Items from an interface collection
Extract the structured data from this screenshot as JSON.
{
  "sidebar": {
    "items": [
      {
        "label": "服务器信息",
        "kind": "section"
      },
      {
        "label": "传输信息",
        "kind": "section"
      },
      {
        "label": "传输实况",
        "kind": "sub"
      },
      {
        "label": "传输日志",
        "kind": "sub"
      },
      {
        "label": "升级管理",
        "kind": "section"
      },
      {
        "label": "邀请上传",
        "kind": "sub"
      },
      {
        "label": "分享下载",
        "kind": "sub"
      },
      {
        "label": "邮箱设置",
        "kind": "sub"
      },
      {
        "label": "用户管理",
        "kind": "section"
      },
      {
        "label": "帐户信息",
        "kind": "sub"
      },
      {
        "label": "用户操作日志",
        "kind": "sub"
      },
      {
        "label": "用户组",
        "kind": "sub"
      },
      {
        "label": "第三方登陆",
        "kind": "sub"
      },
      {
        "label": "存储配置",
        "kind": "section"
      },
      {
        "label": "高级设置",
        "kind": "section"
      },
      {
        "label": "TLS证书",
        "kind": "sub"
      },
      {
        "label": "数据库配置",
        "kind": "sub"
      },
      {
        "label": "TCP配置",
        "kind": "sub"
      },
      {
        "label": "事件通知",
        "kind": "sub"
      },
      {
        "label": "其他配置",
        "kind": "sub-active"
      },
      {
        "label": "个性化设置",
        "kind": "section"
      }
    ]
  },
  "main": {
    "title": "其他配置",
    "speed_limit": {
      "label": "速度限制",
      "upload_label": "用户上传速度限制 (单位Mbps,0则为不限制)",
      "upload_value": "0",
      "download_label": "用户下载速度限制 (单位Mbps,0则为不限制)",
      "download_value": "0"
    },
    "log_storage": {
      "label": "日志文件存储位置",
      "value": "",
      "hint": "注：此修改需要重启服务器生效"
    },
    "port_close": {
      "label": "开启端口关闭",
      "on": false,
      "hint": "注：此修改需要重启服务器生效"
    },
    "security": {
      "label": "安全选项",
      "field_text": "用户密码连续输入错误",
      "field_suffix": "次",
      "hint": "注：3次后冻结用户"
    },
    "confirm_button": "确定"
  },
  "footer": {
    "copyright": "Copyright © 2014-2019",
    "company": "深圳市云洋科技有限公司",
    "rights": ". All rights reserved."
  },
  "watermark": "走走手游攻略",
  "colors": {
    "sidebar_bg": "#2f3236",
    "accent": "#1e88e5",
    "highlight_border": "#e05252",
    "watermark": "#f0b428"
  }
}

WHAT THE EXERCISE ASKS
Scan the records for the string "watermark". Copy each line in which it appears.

SOLUTION FOR THIS EXERCISE
  "watermark": "走走手游攻略",
    "watermark": "#f0b428"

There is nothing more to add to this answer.